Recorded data
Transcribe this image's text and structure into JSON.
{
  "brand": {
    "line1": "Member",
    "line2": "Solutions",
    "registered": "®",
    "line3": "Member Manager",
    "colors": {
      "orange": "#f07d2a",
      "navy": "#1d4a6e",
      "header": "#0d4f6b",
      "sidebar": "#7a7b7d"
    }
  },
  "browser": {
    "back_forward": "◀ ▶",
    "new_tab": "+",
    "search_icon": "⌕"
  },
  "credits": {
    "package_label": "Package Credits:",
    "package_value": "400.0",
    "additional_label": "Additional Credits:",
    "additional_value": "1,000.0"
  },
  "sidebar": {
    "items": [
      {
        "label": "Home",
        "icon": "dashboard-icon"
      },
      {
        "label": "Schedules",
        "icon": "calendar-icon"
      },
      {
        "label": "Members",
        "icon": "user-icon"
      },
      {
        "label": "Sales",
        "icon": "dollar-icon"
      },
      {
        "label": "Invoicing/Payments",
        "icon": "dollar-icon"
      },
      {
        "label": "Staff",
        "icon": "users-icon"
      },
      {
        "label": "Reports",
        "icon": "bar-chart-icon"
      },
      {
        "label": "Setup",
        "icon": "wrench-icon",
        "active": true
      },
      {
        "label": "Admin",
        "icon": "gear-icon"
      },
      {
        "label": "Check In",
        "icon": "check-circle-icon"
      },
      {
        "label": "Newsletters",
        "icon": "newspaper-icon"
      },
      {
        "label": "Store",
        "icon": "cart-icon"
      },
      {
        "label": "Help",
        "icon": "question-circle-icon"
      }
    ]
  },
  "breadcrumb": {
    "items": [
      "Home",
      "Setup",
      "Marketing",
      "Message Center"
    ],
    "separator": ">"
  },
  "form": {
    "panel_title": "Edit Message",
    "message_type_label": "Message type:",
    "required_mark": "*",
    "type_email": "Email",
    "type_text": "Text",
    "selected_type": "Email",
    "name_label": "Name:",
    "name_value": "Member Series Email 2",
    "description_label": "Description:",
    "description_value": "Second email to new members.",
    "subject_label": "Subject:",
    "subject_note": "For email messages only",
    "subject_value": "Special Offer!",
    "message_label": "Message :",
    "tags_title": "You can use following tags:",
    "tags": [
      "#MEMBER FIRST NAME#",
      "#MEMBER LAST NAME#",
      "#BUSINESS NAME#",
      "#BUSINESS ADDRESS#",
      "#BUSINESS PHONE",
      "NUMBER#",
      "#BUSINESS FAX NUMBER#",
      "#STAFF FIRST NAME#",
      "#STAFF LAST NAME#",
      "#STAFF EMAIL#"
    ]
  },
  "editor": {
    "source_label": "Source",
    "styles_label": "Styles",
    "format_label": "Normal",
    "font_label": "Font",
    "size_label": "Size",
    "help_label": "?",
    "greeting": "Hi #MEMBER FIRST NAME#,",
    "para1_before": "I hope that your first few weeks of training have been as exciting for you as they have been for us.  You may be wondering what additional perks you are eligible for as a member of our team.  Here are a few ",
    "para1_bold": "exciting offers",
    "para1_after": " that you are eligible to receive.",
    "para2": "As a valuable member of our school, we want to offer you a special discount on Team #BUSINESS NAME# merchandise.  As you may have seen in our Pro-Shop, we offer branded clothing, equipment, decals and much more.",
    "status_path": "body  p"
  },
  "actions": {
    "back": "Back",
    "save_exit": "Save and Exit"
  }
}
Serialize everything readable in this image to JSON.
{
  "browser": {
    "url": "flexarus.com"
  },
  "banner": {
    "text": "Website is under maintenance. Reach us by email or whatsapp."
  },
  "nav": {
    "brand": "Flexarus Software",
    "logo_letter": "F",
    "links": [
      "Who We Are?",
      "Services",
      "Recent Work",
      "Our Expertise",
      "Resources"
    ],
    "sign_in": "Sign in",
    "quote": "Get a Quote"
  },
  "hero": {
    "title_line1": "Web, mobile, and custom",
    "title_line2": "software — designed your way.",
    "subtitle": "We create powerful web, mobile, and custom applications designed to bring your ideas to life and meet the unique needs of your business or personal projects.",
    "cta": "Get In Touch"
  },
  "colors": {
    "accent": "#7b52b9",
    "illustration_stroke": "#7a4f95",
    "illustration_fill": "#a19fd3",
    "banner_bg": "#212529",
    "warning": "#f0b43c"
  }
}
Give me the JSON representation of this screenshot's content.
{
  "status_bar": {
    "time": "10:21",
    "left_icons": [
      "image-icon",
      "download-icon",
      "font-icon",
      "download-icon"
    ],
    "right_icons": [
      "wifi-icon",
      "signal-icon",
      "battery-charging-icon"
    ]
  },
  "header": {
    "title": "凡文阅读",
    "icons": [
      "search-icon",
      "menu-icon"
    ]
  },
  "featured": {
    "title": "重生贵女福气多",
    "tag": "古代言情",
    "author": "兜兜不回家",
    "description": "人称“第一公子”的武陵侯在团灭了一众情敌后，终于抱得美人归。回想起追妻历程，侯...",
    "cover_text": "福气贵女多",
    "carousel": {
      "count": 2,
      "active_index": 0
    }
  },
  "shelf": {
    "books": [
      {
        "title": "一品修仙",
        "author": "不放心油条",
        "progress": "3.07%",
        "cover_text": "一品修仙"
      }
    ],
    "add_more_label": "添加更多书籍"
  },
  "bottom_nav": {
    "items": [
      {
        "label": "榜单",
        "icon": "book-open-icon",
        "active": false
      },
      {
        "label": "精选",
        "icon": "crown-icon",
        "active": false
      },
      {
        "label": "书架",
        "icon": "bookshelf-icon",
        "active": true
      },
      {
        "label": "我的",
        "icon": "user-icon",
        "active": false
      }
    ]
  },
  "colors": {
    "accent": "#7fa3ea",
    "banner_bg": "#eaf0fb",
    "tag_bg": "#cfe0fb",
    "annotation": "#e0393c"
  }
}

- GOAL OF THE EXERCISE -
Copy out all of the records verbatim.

- REPLY TO THE EXERCISE -
Transcribe this image's text and structure into JSON.
{
  "brand": {
    "line1": "Member",
    "line2": "Solutions",
    "registered": "®",
    "line3": "Member Manager",
    "colors": {
      "orange": "#f07d2a",
      "navy": "#1d4a6e",
      "header": "#0d4f6b",
      "sidebar": "#7a7b7d"
    }
  },
  "browser": {
    "back_forward": "◀ ▶",
    "new_tab": "+",
    "search_icon": "⌕"
  },
  "credits": {
    "package_label": "Package Credits:",
    "package_value": "400.0",
    "additional_label": "Additional Credits:",
    "additional_value": "1,000.0"
  },
  "sidebar": {
    "items": [
      {
        "label": "Home",
        "icon": "dashboard-icon"
      },
      {
        "label": "Schedules",
        "icon": "calendar-icon"
      },
      {
        "label": "Members",
        "icon": "user-icon"
      },
      {
        "label": "Sales",
        "icon": "dollar-icon"
      },
      {
        "label": "Invoicing/Payments",
        "icon": "dollar-icon"
      },
      {
        "label": "Staff",
        "icon": "users-icon"
      },
      {
        "label": "Reports",
        "icon": "bar-chart-icon"
      },
      {
        "label": "Setup",
        "icon": "wrench-icon",
        "active": true
      },
      {
        "label": "Admin",
        "icon": "gear-icon"
      },
      {
        "label": "Check In",
        "icon": "check-circle-icon"
      },
      {
        "label": "Newsletters",
        "icon": "newspaper-icon"
      },
      {
        "label": "Store",
        "icon": "cart-icon"
      },
      {
        "label": "Help",
        "icon": "question-circle-icon"
      }
    ]
  },
  "breadcrumb": {
    "items": [
      "Home",
      "Setup",
      "Marketing",
      "Message Center"
    ],
    "separator": ">"
  },
  "form": {
    "panel_title": "Edit Message",
    "message_type_label": "Message type:",
    "required_mark": "*",
    "type_email": "Email",
    "type_text": "Text",
    "selected_type": "Email",
    "name_label": "Name:",
    "name_value": "Member Series Email 2",
    "description_label": "Description:",
    "description_value": "Second email to new members.",
    "subject_label": "Subject:",
    "subject_note": "For email messages only",
    "subject_value": "Special Offer!",
    "message_label": "Message :",
    "tags_title": "You can use following tags:",
    "tags": [
      "#MEMBER FIRST NAME#",
      "#MEMBER LAST NAME#",
      "#BUSINESS NAME#",
      "#BUSINESS ADDRESS#",
      "#BUSINESS PHONE",
      "NUMBER#",
      "#BUSINESS FAX NUMBER#",
      "#STAFF FIRST NAME#",
      "#STAFF LAST NAME#",
      "#STAFF EMAIL#"
    ]
  },
  "editor": {
    "source_label": "Source",
    "styles_label": "Styles",
    "format_label": "Normal",
    "font_label": "Font",
    "size_label": "Size",
    "help_label": "?",
    "greeting": "Hi #MEMBER FIRST NAME#,",
    "para1_before": "I hope that your first few weeks of training have been as exciting for you as they have been for us.  You may be wondering what additional perks you are eligible for as a member of our team.  Here are a few ",
    "para1_bold": "exciting offers",
    "para1_after": " that you are eligible to receive.",
    "para2": "As a valuable member of our school, we want to offer you a special discount on Team #BUSINESS NAME# merchandise.  As you may have seen in our Pro-Shop, we offer branded clothing, equipment, decals and much more.",
    "status_path": "body  p"
  },
  "actions": {
    "back": "Back",
    "save_exit": "Save and Exit"
  }
}
Serialize everything readable in this image to JSON.
{
  "browser": {
    "url": "flexarus.com"
  },
  "banner": {
    "text": "Website is under maintenance. Reach us by email or whatsapp."
  },
  "nav": {
    "brand": "Flexarus Software",
    "logo_letter": "F",
    "links": [
      "Who We Are?",
      "Services",
      "Recent Work",
      "Our Expertise",
      "Resources"
    ],
    "sign_in": "Sign in",
    "quote": "Get a Quote"
  },
  "hero": {
    "title_line1": "Web, mobile, and custom",
    "title_line2": "software — designed your way.",
    "subtitle": "We create powerful web, mobile, and custom applications designed to bring your ideas to life and meet the unique needs of your business or personal projects.",
    "cta": "Get In Touch"
  },
  "colors": {
    "accent": "#7b52b9",
    "illustration_stroke": "#7a4f95",
    "illustration_fill": "#a19fd3",
    "banner_bg": "#212529",
    "warning": "#f0b43c"
  }
}
Give me the JSON representation of this screenshot's content.
{
  "status_bar": {
    "time": "10:21",
    "left_icons": [
      "image-icon",
      "download-icon",
      "font-icon",
      "download-icon"
    ],
    "right_icons": [
      "wifi-icon",
      "signal-icon",
      "battery-charging-icon"
    ]
  },
  "header": {
    "title": "凡文阅读",
    "icons": [
      "search-icon",
      "menu-icon"
    ]
  },
  "featured": {
    "title": "重生贵女福气多",
    "tag": "古代言情",
    "author": "兜兜不回家",
    "description": "人称“第一公子”的武陵侯在团灭了一众情敌后，终于抱得美人归。回想起追妻历程，侯...",
    "cover_text": "福气贵女多",
    "carousel": {
      "count": 2,
      "active_index": 0
    }
  },
  "shelf": {
    "books": [
      {
        "title": "一品修仙",
        "author": "不放心油条",
        "progress": "3.07%",
        "cover_text": "一品修仙"
      }
    ],
    "add_more_label": "添加更多书籍"
  },
  "bottom_nav": {
    "items": [
      {
        "label": "榜单",
        "icon": "book-open-icon",
        "active": false
      },
      {
        "label": "精选",
        "icon": "crown-icon",
        "active": false
      },
      {
        "label": "书架",
        "icon": "bookshelf-icon",
        "active": true
      },
      {
        "label": "我的",
        "icon": "user-icon",
        "active": false
      }
    ]
  },
  "colors": {
    "accent": "#7fa3ea",
    "banner_bg": "#eaf0fb",
    "tag_bg": "#cfe0fb",
    "annotation": "#e0393c"
  }
}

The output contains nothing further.